Philips, a decision by the Ninth Circuit Court of Appeals issued in late December 2012, was authored by visiting Southern District of New York Judge Jed Rakoff. The government prosecuted Phillips, the CEO of MOD Systems, Inc., for among other things, stealing money from MOD by submitting phony invoices for purported services to MOD. Phillips had the funds wired to a trust account held by his personal attorney, which funds were then forwarded to his girlfriend, who made personal expenditures on Phillips’ behalf, including the purchase of two Breguet watches, an investment in a startup company, and a condominium deposit.
The government sought to rely on the retailer’s mailing of a Breguet watch to Phillips to support a mail fraud charge. The Ninth Circuit held that this mailing was insufficient, because the success of the scheme in no way depended upon it. That the money fraudulently obtained from MOD was used to buy a watch and the watch dealer mailed it “was not a part of the scheme to defraud MOD and to obtain money from MOD – it was simply a byproduct of that scheme.” Because the fraud was successfully executed once the funds had been obtained from MOD on false pretenses and deposited, the subsequent use of the funds was extraneous, and the mailing of the watch was not “in furtherance” of the scheme.
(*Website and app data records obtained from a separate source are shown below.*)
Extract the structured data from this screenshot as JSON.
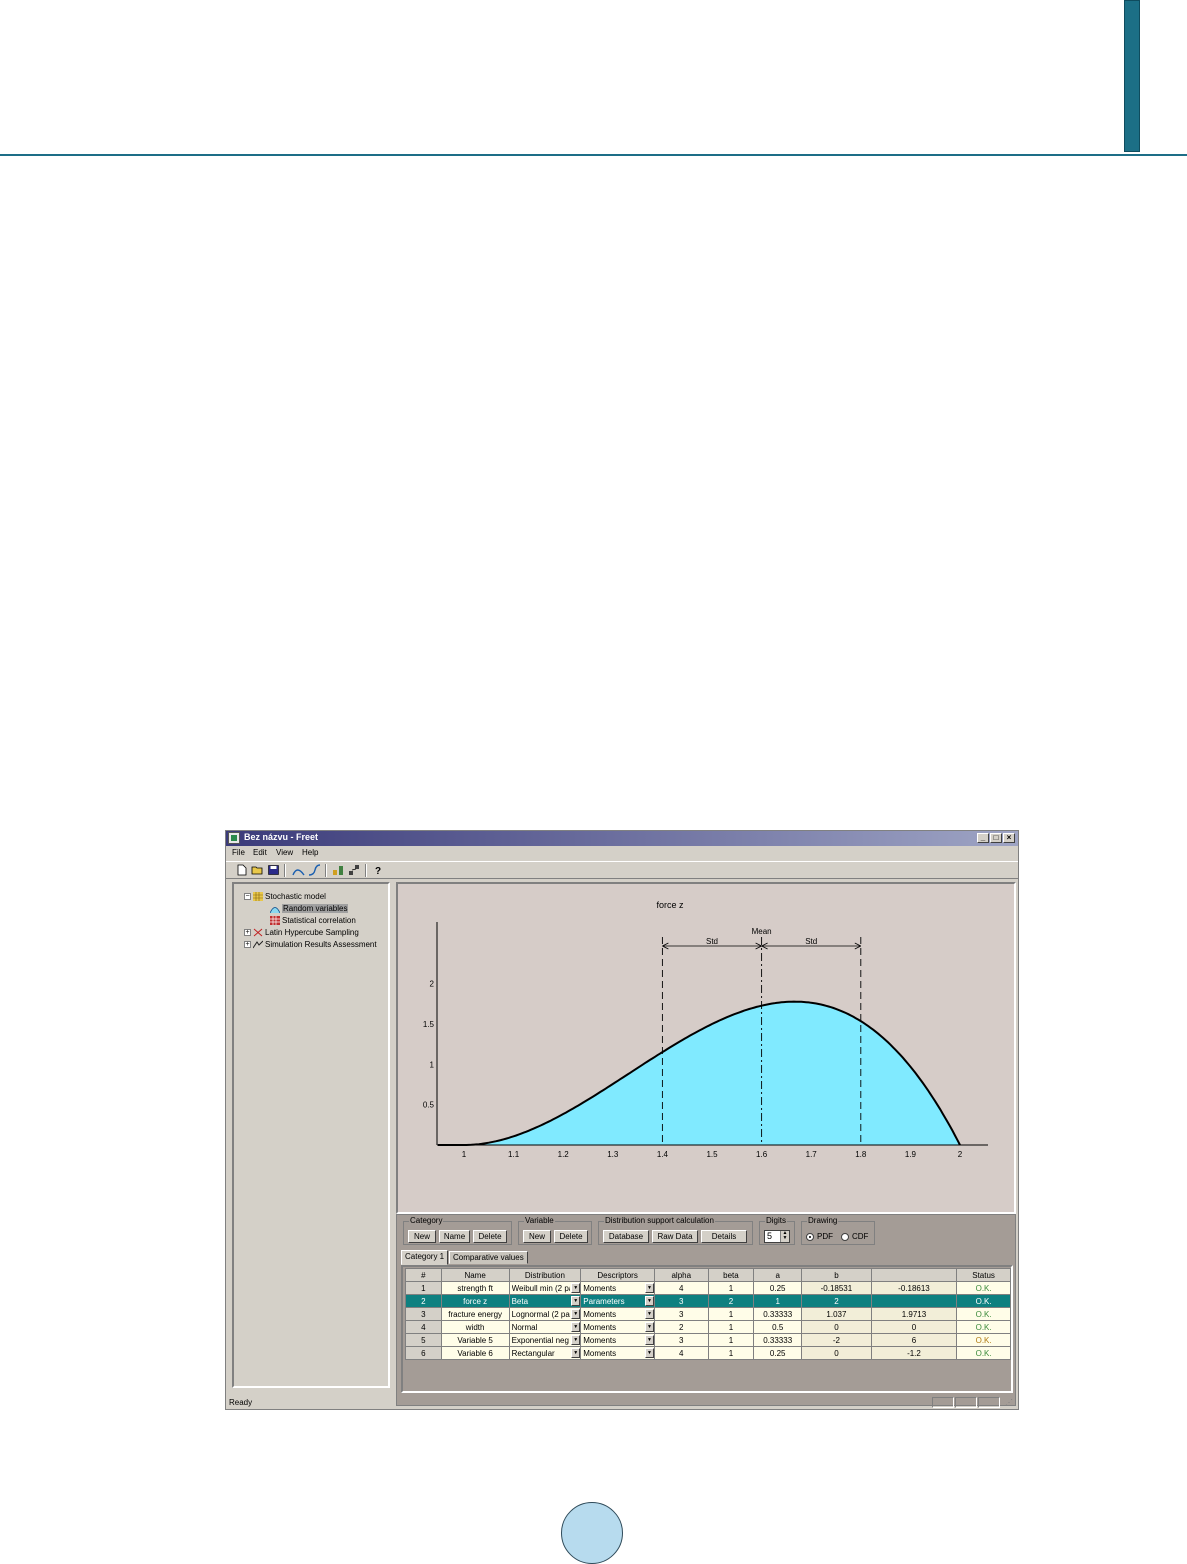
{
  "window": {
    "title": "Bez názvu - Freet"
  },
  "menu": [
    "File",
    "Edit",
    "View",
    "Help"
  ],
  "toolbar": {
    "icons": [
      "new-icon",
      "open-icon",
      "save-icon",
      "pdf-icon",
      "cdf-icon",
      "generate-icon",
      "export-icon",
      "help-icon"
    ]
  },
  "tree": {
    "root": "Stochastic model",
    "children": [
      "Random variables",
      "Statistical correlation"
    ],
    "siblings": [
      "Latin Hypercube Sampling",
      "Simulation Results Assessment"
    ]
  },
  "chart": {
    "title": "force z",
    "mean_label": "Mean",
    "std_label": "Std",
    "fill_color": "#80eaff",
    "x_ticks": [
      "1",
      "1.1",
      "1.2",
      "1.3",
      "1.4",
      "1.5",
      "1.6",
      "1.7",
      "1.8",
      "1.9",
      "2"
    ],
    "y_ticks": [
      "0.5",
      "1",
      "1.5",
      "2"
    ]
  },
  "chart_data": {
    "type": "area",
    "title": "force z",
    "xlim": [
      1,
      2
    ],
    "ylim": [
      0,
      2
    ],
    "distribution": "Beta",
    "alpha": 3,
    "beta": 2,
    "a": 1,
    "b": 2,
    "mean": 1.6,
    "std_bounds": [
      1.4,
      1.8
    ],
    "x": [
      1.0,
      1.1,
      1.2,
      1.3,
      1.4,
      1.5,
      1.6,
      1.7,
      1.8,
      1.9,
      2.0
    ],
    "y": [
      0.0,
      0.108,
      0.384,
      0.756,
      1.152,
      1.5,
      1.728,
      1.764,
      1.536,
      0.972,
      0.0
    ]
  },
  "controls": {
    "category": {
      "legend": "Category",
      "buttons": [
        "New",
        "Name",
        "Delete"
      ]
    },
    "variable": {
      "legend": "Variable",
      "buttons": [
        "New",
        "Delete"
      ]
    },
    "distribution": {
      "legend": "Distribution support calculation",
      "buttons": [
        "Database",
        "Raw Data",
        "Details"
      ]
    },
    "digits": {
      "legend": "Digits",
      "value": "5"
    },
    "drawing": {
      "legend": "Drawing",
      "options": [
        "PDF",
        "CDF"
      ],
      "selected": "PDF"
    }
  },
  "tabs": [
    "Category 1",
    "Comparative values"
  ],
  "table": {
    "headers": [
      "#",
      "Name",
      "Distribution",
      "Descriptors",
      "alpha",
      "beta",
      "a",
      "b",
      "",
      "Status"
    ],
    "rows": [
      [
        "1",
        "strength ft",
        "Weibull min (2 pa",
        "Moments",
        "4",
        "1",
        "0.25",
        "-0.18531",
        "-0.18613",
        "O.K."
      ],
      [
        "2",
        "force z",
        "Beta",
        "Parameters",
        "3",
        "2",
        "1",
        "2",
        "",
        "O.K."
      ],
      [
        "3",
        "fracture energy",
        "Lognormal (2 pa",
        "Moments",
        "3",
        "1",
        "0.33333",
        "1.037",
        "1.9713",
        "O.K."
      ],
      [
        "4",
        "width",
        "Normal",
        "Moments",
        "2",
        "1",
        "0.5",
        "0",
        "0",
        "O.K."
      ],
      [
        "5",
        "Variable 5",
        "Exponential neg",
        "Moments",
        "3",
        "1",
        "0.33333",
        "-2",
        "6",
        "O.K."
      ],
      [
        "6",
        "Variable 6",
        "Rectangular",
        "Moments",
        "4",
        "1",
        "0.25",
        "0",
        "-1.2",
        "O.K."
      ]
    ],
    "selected_row": 1,
    "status_colors": [
      "#3a8a3a",
      "#ffffff",
      "#3a8a3a",
      "#3a8a3a",
      "#b07a10",
      "#3a8a3a"
    ]
  },
  "statusbar": {
    "text": "Ready"
  }
}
Approximately three months after Phillips, on March 1, 2013, the Second Circuit Court of Appeals issued Lundy, a decision written by Chief Judge Dennis Jacobs for a panel that included retired Supreme Court Justice Sandra Day O’Connor. Lundy and other employees of a hospital group sued their employers for failure to adequately pay them for time worked during breaks, before and after scheduled shifts and during training sessions. The plaintiffs asserted claims under the labor laws, and claims under the federal Racketeer Influenced and Corrupt Organizations Act (“RICO”) predicated on violations of the mail fraud statute. The Second Circuit affirmed the dismissal of most of the labor law claims for failure to plead sufficient factual detail and other infirmities, but vacated the dismissal of one narrow category of those claims.
As to the RICO claims, the plaintiffs’ mail fraud allegations were based on the defendants’ mailing of “misleading payroll checks” on the theory that they concealed the employees’ underpayment and “misled them into believing that they were being paid properly.” The Second Circuit affirmed the dismissal of the RICO claims because they were not pleaded with sufficient particularity, and also because the mailings were not “in furtherance” of any fraudulent scheme. The Court found that “the mailing of pay stubs cannot further the fraudulent scheme because the pay stubs would have revealed (not concealed) that Plaintiffs were not being paid” all that was due to them. Because the mailings increased the probability of detection of the mailer, they could not support a mail fraud charge.
Care should be taken not to overstate the significance of Phillips and Lundy. They apply established precedent. Lundy involved civil claims, not criminal charges by a prosecutor, and the court found that those claims had other fundamental weaknesses. But because it is uncommon for a mail fraud charge to fall short on the mailing requirement, it is fair to ask whether these two rulings are just a coincidence, or perhaps a signal of greater willingness by judges in the Second Circuit to use at least one means to rein in the longtime favorite statute of federal white collar prosecutors.
To read more from Richard Albert, please visit www.maglaw.com